**Information given:**
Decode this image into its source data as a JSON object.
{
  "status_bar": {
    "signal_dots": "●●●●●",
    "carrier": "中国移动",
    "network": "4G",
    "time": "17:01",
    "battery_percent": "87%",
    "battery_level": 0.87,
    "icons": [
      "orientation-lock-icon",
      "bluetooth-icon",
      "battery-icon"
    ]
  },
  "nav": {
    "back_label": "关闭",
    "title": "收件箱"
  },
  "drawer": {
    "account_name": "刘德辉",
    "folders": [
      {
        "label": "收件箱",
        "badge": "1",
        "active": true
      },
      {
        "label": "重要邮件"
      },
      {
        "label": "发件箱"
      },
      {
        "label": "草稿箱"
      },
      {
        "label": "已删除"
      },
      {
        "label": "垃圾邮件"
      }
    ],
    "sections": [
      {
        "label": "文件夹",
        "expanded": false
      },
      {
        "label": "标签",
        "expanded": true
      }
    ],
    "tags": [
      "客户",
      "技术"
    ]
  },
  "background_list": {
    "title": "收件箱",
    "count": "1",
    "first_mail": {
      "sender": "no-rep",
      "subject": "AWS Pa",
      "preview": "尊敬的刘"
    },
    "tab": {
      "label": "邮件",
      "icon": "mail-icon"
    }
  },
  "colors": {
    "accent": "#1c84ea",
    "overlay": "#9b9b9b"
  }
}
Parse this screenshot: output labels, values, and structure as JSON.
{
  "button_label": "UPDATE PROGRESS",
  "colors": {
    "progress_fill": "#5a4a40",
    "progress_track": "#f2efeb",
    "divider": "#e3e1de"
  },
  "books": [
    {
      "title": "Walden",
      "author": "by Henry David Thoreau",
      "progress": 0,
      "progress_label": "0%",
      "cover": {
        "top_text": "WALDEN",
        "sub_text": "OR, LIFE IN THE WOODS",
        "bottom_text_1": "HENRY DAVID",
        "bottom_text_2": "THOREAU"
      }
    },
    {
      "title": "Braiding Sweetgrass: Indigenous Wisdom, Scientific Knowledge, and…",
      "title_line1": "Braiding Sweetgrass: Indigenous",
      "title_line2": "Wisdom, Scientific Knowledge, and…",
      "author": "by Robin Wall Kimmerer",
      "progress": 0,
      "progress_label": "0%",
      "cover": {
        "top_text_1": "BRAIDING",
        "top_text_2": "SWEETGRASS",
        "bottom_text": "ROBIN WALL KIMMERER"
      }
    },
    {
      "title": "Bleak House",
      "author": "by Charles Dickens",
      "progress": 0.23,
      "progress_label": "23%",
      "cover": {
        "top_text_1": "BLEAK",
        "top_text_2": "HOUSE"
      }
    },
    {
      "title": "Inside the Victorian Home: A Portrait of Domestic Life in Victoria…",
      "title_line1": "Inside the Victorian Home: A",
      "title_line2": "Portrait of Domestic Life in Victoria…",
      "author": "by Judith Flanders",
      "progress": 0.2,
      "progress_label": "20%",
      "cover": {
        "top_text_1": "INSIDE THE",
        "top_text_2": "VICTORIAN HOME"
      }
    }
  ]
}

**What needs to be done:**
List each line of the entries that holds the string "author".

**Your solution:**
      "author": "by Henry David Thoreau",
      "author": "by Robin Wall Kimmerer",
      "author": "by Charles Dickens",
      "author": "by Judith Flanders",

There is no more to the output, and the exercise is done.